**Exercise material**:
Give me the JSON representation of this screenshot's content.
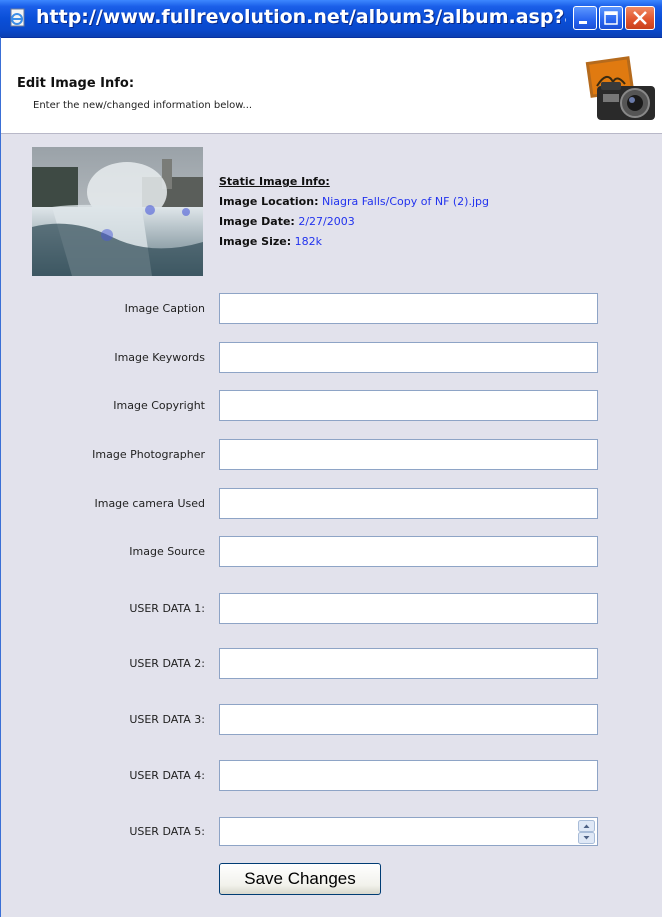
{
  "window": {
    "title": "http://www.fullrevolution.net/album3/album.asp?actio..."
  },
  "header": {
    "title": "Edit Image Info:",
    "subtitle": "Enter the new/changed information below..."
  },
  "static_info": {
    "heading": "Static Image Info:",
    "location_label": "Image Location:",
    "location_value": "Niagra Falls/Copy of NF (2).jpg",
    "date_label": "Image Date:",
    "date_value": "2/27/2003",
    "size_label": "Image Size:",
    "size_value": "182k"
  },
  "form": {
    "fields": [
      {
        "label": "Image Caption",
        "value": ""
      },
      {
        "label": "Image Keywords",
        "value": ""
      },
      {
        "label": "Image Copyright",
        "value": ""
      },
      {
        "label": "Image Photographer",
        "value": ""
      },
      {
        "label": "Image camera Used",
        "value": ""
      },
      {
        "label": "Image Source",
        "value": ""
      },
      {
        "label": "USER DATA 1:",
        "value": ""
      },
      {
        "label": "USER DATA 2:",
        "value": ""
      },
      {
        "label": "USER DATA 3:",
        "value": ""
      },
      {
        "label": "USER DATA 4:",
        "value": ""
      },
      {
        "label": "USER DATA 5:",
        "value": ""
      }
    ],
    "save_label": "Save Changes"
  },
  "colors": {
    "title_bar": "#0a4fd8",
    "link_value": "#2233ee",
    "panel_bg": "#e2e2ec"
  }
}
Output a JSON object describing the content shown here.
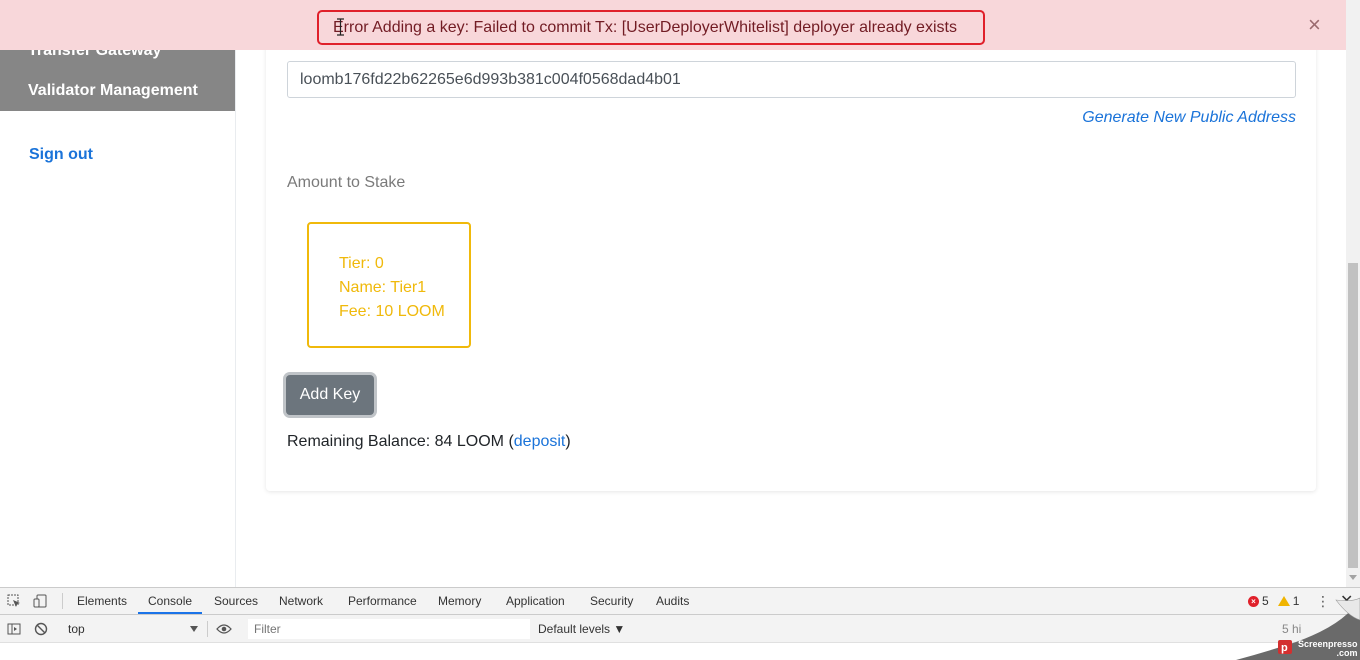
{
  "sidebar": {
    "items": [
      {
        "label": "Transfer Gateway"
      },
      {
        "label": "Validator Management"
      }
    ],
    "signout": "Sign out"
  },
  "main": {
    "address_value": "loomb176fd22b62265e6d993b381c004f0568dad4b01",
    "generate_link": "Generate New Public Address",
    "stake_label": "Amount to Stake",
    "tier": {
      "line1": "Tier: 0",
      "line2": "Name: Tier1",
      "line3": "Fee: 10 LOOM"
    },
    "add_key_button": "Add Key",
    "balance_prefix": "Remaining Balance: 84 LOOM (",
    "balance_link": "deposit",
    "balance_suffix": ")"
  },
  "alert": {
    "message": "Error Adding a key: Failed to commit Tx: [UserDeployerWhitelist] deployer already exists",
    "close": "×"
  },
  "devtools": {
    "tabs": [
      "Elements",
      "Console",
      "Sources",
      "Network",
      "Performance",
      "Memory",
      "Application",
      "Security",
      "Audits"
    ],
    "active_tab": "Console",
    "error_count": "5",
    "warning_count": "1",
    "context": "top",
    "filter_placeholder": "Filter",
    "levels": "Default levels ▼",
    "hidden_count": "5 hi"
  },
  "watermark": {
    "line1": "Screenpresso",
    "line2": ".com"
  },
  "colors": {
    "accent_link": "#1a73d9",
    "tier_border": "#f0b90b",
    "alert_bg": "#f8d7da",
    "alert_border": "#e0202a",
    "button_bg": "#6c757d",
    "sidebar_nav_bg": "#868686"
  }
}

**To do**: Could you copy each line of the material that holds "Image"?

**Task response**:
    "title": "Edit Image Info:",
    "heading": "Static Image Info:",
    "location_label": "Image Location:",
    "date_label": "Image Date:",
    "size_label": "Image Size:",
        "label": "Image Caption",
        "label": "Image Keywords",
        "label": "Image Copyright",
        "label": "Image Photographer",
        "label": "Image camera Used",
        "label": "Image Source",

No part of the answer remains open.